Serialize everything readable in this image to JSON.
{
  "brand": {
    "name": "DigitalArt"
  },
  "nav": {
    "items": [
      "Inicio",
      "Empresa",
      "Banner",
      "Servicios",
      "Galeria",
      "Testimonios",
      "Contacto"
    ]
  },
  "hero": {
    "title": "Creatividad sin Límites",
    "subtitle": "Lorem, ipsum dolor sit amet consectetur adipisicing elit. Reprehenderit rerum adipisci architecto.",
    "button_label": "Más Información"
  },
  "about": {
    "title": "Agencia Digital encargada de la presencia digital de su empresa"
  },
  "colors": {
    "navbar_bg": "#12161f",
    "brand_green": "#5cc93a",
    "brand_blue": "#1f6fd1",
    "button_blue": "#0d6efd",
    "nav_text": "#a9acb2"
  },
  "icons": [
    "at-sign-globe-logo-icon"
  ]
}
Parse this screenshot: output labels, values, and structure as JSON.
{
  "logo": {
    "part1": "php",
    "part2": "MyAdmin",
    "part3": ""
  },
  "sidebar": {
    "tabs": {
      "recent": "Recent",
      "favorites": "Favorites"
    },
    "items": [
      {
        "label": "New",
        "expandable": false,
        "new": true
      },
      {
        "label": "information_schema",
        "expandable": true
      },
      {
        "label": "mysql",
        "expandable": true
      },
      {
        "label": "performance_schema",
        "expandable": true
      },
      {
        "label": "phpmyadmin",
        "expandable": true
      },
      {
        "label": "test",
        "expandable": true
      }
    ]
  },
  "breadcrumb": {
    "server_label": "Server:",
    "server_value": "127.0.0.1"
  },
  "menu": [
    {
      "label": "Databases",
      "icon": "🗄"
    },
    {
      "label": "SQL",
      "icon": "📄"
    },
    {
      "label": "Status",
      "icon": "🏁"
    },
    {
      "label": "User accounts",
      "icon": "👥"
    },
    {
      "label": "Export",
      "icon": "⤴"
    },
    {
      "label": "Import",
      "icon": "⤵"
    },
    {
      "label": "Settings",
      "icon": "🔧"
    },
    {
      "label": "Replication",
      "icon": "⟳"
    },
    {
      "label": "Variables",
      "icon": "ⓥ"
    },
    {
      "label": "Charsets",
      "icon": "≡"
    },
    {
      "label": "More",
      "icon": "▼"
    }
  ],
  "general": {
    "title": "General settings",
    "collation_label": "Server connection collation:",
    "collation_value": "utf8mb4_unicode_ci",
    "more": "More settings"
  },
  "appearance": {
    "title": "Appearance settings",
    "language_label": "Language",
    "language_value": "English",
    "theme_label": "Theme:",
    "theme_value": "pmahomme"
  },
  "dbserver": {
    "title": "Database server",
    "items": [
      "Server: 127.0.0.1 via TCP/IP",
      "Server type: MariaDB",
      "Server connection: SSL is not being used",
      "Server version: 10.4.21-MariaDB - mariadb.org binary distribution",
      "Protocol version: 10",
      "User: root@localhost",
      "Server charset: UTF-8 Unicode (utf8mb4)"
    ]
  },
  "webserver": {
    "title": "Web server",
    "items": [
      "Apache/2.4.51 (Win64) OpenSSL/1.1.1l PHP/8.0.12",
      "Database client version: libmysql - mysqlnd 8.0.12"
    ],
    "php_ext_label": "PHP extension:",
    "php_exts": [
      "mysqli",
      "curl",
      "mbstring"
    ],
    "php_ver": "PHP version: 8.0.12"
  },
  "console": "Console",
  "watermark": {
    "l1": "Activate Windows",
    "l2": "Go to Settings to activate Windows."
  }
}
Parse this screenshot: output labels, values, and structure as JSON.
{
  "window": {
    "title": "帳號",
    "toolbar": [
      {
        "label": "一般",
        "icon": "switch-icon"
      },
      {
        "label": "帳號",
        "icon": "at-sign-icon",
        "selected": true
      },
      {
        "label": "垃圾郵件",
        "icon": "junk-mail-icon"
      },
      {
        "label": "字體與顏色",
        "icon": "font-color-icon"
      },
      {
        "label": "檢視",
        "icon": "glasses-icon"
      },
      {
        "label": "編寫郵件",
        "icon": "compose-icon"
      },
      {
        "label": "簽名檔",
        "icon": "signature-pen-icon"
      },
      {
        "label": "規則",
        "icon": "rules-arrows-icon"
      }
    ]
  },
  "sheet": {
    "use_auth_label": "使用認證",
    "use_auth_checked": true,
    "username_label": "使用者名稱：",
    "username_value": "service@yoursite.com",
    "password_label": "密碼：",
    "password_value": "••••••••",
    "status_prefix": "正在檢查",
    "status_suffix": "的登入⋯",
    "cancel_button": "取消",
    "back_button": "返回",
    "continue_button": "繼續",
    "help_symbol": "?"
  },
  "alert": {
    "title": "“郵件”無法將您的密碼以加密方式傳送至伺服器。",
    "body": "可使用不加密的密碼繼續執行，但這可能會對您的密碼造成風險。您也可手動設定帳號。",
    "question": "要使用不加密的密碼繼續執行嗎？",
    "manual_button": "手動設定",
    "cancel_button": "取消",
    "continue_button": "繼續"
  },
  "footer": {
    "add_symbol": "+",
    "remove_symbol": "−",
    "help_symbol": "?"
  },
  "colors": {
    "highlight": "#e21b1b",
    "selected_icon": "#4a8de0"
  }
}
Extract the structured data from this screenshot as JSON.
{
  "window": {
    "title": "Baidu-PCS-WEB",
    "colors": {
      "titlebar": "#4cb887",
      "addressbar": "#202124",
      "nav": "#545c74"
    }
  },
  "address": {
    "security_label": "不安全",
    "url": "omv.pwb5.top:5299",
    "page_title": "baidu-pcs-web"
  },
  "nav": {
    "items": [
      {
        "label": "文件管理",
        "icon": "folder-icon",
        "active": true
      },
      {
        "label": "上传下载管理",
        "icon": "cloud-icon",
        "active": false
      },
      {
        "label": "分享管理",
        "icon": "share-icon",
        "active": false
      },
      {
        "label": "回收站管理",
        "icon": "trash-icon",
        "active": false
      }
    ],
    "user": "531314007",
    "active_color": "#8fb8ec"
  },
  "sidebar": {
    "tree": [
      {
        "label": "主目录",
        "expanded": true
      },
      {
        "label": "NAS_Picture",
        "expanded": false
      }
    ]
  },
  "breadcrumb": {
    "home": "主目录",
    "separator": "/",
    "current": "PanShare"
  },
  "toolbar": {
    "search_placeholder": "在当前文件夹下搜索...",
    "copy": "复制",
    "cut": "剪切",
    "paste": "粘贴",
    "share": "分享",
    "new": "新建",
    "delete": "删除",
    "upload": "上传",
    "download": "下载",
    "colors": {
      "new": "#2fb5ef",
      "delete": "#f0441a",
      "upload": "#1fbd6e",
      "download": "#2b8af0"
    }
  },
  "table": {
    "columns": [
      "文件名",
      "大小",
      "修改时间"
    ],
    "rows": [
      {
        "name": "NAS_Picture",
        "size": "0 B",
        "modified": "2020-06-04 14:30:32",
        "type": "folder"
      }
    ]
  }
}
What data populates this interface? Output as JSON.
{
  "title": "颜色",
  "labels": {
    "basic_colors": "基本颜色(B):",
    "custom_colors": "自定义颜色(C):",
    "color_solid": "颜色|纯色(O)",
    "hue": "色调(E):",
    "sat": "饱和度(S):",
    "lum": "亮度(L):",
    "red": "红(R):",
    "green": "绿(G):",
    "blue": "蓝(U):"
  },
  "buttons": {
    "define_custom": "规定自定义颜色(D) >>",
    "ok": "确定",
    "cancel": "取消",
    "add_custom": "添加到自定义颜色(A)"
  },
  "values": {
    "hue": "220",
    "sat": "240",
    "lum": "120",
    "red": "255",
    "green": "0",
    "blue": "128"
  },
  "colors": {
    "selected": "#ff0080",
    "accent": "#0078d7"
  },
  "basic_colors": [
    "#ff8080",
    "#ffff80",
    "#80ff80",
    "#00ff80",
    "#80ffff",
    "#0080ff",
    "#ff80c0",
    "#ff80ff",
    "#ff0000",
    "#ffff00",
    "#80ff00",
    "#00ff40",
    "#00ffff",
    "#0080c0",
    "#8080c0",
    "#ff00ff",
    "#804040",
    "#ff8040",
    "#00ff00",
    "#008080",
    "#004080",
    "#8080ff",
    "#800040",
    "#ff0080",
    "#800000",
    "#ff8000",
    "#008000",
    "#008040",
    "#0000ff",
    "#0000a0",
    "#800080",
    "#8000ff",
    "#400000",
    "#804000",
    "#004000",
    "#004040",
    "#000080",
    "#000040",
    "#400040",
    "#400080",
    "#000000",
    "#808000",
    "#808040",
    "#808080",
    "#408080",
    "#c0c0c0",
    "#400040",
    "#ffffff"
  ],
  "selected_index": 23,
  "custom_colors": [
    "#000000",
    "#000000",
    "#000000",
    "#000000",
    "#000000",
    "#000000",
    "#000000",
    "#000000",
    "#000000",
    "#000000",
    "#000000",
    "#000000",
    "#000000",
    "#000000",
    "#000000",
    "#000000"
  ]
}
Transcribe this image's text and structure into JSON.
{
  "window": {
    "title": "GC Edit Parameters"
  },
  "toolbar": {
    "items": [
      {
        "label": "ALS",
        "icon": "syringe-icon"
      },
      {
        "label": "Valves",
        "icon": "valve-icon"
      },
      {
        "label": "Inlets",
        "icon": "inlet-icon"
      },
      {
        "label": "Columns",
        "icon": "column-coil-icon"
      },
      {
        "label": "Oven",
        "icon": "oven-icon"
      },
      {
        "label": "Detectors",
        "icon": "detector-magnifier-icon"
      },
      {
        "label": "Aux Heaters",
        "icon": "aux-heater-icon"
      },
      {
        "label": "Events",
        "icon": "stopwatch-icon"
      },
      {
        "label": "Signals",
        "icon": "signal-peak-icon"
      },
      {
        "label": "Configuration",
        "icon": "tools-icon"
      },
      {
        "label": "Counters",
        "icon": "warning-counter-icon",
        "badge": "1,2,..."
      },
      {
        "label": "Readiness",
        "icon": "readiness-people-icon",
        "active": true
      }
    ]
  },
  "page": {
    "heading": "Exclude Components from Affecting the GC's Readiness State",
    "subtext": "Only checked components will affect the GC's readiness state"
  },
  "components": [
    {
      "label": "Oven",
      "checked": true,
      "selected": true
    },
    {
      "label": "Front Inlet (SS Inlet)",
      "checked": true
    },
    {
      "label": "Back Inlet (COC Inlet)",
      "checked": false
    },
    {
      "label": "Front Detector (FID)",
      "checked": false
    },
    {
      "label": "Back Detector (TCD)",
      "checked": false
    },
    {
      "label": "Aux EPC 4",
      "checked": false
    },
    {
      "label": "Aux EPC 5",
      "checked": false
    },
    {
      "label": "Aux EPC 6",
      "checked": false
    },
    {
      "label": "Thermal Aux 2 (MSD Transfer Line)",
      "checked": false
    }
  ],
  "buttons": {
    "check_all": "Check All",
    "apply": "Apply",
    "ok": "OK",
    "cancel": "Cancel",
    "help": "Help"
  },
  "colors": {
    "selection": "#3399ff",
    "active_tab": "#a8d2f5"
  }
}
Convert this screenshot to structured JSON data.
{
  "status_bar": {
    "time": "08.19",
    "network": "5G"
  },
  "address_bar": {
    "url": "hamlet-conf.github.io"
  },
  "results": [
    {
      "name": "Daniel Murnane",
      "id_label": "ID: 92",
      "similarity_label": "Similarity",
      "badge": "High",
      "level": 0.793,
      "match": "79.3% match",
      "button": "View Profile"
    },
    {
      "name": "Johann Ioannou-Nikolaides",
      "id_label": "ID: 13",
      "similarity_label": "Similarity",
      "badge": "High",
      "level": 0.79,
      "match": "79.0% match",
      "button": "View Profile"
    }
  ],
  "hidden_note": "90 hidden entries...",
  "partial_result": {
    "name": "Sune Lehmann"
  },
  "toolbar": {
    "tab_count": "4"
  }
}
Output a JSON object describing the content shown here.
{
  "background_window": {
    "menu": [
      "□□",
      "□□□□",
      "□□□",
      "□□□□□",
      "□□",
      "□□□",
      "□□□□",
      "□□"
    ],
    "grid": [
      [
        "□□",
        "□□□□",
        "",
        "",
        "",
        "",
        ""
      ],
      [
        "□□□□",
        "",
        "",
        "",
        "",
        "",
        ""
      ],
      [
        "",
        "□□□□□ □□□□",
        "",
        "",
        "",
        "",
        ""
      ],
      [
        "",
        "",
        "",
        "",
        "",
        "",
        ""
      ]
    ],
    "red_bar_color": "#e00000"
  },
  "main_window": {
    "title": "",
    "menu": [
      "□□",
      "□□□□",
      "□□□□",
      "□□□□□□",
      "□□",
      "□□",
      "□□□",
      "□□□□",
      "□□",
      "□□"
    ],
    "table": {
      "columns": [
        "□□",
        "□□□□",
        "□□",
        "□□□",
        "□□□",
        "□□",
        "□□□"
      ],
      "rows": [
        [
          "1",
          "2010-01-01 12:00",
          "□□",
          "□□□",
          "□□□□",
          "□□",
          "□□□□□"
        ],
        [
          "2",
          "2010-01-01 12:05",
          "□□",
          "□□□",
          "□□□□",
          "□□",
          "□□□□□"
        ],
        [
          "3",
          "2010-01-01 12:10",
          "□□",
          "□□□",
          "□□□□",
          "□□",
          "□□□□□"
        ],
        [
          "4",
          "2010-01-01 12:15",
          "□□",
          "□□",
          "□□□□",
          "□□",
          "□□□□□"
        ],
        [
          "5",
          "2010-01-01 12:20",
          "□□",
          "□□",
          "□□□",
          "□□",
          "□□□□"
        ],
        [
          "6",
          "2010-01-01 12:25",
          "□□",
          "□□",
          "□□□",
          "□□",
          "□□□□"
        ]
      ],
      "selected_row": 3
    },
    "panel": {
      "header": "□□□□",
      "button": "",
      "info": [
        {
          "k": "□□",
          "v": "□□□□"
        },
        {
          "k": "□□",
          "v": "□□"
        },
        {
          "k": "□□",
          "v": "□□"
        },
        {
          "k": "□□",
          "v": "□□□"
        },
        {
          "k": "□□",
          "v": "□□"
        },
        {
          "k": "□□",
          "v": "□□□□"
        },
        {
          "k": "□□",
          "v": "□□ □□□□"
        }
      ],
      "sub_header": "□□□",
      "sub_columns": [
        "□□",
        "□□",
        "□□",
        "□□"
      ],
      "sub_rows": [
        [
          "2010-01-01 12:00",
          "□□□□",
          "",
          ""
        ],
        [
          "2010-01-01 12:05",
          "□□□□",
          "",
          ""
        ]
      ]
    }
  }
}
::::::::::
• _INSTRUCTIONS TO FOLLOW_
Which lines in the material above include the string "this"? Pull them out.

• _ANSWER TO THE EXERCISE_
Serialize everything readable in this image to JSON.
Parse this screenshot: output labels, values, and structure as JSON.
Parse this screenshot: output labels, values, and structure as JSON.
Extract the structured data from this screenshot as JSON.
What data populates this interface? Output as JSON.
Transcribe this image's text and structure into JSON.
Convert this screenshot to structured JSON data.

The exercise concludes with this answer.